TE-015 • Screaming Harmonics
Made famous by Joe Satriani, using harmonics and a whammy bar can get you some crazy effects. Pick them fast and they sound cool too - useful rock technique.
TE-016 • Natural Harmonic Series
There are lots of harmonics that are "hidden" on the neck - those used to create the screaming harmonics. This a look at what the notes are that you can get with some distortion and volume!
Fingerstyle Technique LessonsYou can do these on acoustic and electric but they are still acoustic techniques - it's where they were born!
TE-021 • Folk Fingerstyle 1
This first installment of folk fingerstyle teaches you the basic patterns used in finger picking folk tunes in the style of Bob Dylan and co. It starts with fairly simple patterns that just use the thumb and the first two fingers.
TE-022 • Folk Fingerstyle 2
Part two develops the patterns learnt in part one and gets the ring finger into the action too! You should be able to make up some of your own pretty complex patterns once you have these basics down.
TE-310 • Melodic Percussive Fingerstyle
In this lesson we check out how to play fingerstyle and addd in percussive elements and strumming, all mixed together.
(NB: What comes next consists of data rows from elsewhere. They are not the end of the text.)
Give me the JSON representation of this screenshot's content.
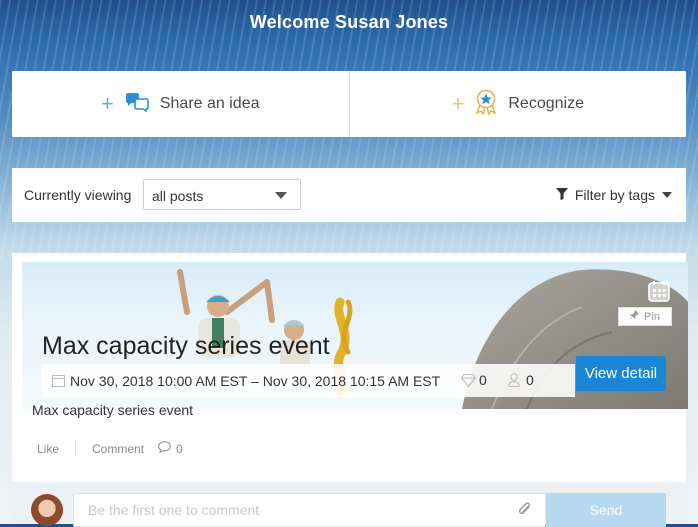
{
  "header": {
    "welcome_text": "Welcome Susan Jones"
  },
  "actions": {
    "share_label": "Share an idea",
    "recognize_label": "Recognize",
    "plus": "+"
  },
  "filters": {
    "currently_viewing_label": "Currently viewing",
    "selected_view": "all posts",
    "filter_by_tags_label": "Filter by tags"
  },
  "post": {
    "title": "Max capacity series event",
    "pin_label": "Pin",
    "date_range": "Nov 30, 2018 10:00 AM EST – Nov 30, 2018 10:15 AM EST",
    "gems_count": "0",
    "attendees_count": "0",
    "view_detail_label": "View detail",
    "description": "Max capacity series event",
    "like_label": "Like",
    "comment_label": "Comment",
    "comment_count": "0"
  },
  "comment": {
    "placeholder": "Be the first one to comment",
    "send_label": "Send"
  },
  "icons": {
    "share": "speech-bubbles-icon",
    "recognize": "award-ribbon-icon",
    "filter": "funnel-icon",
    "calendar": "calendar-icon",
    "gem": "diamond-icon",
    "person": "person-icon",
    "comment": "comment-bubble-icon",
    "attach": "paperclip-icon",
    "pin": "pin-icon"
  },
  "colors": {
    "primary_button": "#1a86d8",
    "send_button": "#b7d8f1",
    "share_plus": "#5aaee6",
    "recognize_plus": "#f0c36b"
  }
}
Great for picking out melodies and adding interest to your rhythm parts!
Singing and playing at the same time
TE-401 • Singing And Playing At The Same Time
By popular demand, I finally organised all the tips and tricks I been using over the years into a 10 Step Method of learning to play guitar and sing at the same time!